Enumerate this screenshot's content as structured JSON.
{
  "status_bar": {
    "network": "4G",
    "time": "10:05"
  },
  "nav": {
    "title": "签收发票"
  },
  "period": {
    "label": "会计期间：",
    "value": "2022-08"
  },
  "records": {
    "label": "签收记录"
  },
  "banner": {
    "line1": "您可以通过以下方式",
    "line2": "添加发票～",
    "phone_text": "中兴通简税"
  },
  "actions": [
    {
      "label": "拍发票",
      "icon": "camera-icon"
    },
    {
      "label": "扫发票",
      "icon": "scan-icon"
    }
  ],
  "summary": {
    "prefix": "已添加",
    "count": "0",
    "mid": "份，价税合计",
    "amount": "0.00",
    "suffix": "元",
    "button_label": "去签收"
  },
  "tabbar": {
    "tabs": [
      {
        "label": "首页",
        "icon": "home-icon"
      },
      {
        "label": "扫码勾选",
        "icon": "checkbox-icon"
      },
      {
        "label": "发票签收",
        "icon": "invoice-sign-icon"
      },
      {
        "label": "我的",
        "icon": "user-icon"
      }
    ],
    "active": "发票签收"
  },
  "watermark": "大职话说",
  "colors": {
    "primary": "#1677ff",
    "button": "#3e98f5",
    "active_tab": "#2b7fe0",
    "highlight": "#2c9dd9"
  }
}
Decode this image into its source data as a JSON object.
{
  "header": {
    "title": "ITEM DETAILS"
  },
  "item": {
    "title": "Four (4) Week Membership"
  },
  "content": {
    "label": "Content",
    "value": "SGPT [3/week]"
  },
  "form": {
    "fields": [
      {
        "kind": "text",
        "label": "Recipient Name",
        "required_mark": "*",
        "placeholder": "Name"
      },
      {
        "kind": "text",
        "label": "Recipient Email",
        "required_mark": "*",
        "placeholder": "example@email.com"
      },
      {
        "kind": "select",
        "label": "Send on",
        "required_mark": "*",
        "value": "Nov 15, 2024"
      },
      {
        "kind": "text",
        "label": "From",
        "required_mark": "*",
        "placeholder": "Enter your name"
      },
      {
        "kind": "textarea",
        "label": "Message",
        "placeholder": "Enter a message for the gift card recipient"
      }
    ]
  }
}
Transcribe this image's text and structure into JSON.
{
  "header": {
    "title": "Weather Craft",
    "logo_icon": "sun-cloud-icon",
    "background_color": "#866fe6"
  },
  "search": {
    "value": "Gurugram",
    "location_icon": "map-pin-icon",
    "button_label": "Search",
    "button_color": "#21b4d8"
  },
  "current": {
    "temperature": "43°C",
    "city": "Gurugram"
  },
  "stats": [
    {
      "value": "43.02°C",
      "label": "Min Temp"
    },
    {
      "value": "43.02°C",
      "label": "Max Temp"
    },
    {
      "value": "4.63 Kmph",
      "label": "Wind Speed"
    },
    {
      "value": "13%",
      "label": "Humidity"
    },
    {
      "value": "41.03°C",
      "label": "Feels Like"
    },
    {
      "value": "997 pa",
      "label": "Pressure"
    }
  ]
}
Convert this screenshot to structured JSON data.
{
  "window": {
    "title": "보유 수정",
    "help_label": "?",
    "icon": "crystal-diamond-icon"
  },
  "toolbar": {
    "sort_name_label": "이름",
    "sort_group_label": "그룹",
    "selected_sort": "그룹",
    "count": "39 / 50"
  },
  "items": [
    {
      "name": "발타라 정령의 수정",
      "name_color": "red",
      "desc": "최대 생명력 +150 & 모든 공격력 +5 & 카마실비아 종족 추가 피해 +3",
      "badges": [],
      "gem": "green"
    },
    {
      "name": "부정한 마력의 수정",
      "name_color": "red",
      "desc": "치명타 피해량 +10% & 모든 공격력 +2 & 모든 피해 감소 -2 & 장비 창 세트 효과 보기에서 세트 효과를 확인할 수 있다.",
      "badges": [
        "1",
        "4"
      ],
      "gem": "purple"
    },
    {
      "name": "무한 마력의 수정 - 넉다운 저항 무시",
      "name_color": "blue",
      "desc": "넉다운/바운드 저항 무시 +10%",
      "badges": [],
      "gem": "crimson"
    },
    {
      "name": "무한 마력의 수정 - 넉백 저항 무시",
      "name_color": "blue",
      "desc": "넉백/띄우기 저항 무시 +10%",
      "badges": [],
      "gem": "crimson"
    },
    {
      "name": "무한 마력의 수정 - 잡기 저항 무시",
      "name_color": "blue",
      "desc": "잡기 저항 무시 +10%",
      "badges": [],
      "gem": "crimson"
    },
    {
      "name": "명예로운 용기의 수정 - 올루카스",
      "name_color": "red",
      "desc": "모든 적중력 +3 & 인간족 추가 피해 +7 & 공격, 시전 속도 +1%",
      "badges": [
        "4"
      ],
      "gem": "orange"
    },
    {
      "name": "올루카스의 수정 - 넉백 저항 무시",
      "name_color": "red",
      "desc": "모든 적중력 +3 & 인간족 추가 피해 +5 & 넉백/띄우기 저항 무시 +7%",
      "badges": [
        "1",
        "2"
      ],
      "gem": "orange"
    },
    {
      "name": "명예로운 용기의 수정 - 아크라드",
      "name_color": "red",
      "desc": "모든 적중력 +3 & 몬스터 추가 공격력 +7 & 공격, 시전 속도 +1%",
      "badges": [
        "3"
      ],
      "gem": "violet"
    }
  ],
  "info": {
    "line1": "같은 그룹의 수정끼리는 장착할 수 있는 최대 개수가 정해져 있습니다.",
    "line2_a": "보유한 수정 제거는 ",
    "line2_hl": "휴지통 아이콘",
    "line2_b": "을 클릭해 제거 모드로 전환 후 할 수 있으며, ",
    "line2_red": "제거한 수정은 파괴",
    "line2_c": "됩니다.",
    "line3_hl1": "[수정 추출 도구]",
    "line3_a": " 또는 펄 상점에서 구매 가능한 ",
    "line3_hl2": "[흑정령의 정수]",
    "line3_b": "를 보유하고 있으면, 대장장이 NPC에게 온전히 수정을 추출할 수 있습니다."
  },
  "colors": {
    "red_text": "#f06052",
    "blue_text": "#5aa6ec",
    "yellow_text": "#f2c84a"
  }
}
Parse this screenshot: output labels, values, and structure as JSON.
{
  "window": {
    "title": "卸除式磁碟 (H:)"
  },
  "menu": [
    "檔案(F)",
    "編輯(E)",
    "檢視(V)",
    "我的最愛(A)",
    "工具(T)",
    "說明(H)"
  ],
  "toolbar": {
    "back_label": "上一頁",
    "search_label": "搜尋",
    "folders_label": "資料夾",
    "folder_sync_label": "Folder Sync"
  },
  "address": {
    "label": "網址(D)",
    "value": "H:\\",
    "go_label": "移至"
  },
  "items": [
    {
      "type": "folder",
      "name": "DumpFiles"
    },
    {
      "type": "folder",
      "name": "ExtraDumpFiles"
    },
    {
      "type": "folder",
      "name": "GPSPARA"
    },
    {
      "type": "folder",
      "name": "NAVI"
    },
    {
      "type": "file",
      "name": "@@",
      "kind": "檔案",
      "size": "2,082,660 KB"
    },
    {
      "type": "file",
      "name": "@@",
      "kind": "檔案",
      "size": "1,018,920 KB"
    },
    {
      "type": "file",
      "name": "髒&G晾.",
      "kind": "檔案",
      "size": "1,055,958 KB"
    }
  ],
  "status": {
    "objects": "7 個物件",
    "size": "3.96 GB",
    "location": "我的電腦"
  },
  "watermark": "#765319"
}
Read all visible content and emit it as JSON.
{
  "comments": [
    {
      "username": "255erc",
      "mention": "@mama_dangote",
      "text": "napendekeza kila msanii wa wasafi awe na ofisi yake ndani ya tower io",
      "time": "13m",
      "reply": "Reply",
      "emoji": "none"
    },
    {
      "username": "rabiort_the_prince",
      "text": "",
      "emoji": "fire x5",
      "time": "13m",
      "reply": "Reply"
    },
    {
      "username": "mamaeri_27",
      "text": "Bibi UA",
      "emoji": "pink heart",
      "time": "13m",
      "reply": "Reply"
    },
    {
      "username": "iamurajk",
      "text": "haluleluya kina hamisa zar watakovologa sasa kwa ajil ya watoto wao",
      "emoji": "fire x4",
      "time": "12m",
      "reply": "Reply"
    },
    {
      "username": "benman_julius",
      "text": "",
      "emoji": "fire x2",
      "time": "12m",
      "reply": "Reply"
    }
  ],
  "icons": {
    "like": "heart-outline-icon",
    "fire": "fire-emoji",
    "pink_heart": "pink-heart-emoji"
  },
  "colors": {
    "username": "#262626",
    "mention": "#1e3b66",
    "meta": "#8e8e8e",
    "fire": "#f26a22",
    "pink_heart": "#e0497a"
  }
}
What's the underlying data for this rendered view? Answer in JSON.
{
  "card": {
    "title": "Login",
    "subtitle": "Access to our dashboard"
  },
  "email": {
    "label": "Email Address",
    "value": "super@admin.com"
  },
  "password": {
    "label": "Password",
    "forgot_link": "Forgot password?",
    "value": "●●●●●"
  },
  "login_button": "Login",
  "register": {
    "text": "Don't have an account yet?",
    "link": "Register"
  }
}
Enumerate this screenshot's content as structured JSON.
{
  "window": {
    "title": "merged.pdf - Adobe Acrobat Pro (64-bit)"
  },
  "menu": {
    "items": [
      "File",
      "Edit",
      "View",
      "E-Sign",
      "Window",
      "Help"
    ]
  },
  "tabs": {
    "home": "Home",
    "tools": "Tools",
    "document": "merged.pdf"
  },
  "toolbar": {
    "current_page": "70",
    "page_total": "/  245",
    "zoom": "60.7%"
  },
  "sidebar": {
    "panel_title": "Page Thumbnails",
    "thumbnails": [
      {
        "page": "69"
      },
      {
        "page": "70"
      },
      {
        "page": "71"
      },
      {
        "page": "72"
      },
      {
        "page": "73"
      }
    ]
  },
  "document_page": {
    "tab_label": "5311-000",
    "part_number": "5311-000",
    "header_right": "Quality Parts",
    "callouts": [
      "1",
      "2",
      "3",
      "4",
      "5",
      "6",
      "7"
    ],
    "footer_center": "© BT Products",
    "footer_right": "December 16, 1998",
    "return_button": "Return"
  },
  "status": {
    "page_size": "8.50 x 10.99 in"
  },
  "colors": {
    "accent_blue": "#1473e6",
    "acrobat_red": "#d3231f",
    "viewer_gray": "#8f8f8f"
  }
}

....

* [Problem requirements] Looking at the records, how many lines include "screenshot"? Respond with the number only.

* [Answer section] 4